● What the task requires:
Using the records provided below, locate and copy each line that contains the word "videos".

Dataset excerpts
·····

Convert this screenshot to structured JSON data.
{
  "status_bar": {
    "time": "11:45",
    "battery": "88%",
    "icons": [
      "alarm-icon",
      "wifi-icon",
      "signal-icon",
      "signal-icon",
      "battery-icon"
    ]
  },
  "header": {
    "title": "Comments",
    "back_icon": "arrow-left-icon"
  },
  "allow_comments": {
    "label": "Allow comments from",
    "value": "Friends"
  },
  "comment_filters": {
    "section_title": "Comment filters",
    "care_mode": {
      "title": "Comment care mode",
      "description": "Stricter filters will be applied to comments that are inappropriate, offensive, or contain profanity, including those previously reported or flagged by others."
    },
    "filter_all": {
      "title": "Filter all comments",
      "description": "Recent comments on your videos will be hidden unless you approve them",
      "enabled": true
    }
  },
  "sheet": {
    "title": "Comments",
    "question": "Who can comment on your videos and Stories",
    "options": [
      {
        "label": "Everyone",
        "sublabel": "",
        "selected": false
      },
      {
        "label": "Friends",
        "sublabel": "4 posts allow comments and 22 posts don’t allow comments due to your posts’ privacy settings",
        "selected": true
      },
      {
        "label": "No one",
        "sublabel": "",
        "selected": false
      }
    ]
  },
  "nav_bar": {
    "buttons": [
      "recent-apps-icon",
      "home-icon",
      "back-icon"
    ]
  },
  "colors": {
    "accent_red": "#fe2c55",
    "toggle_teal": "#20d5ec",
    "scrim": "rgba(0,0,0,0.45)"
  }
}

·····

● Exercise solution:
      "description": "Recent comments on your videos will be hidden unless you approve them",
    "question": "Who can comment on your videos and Stories",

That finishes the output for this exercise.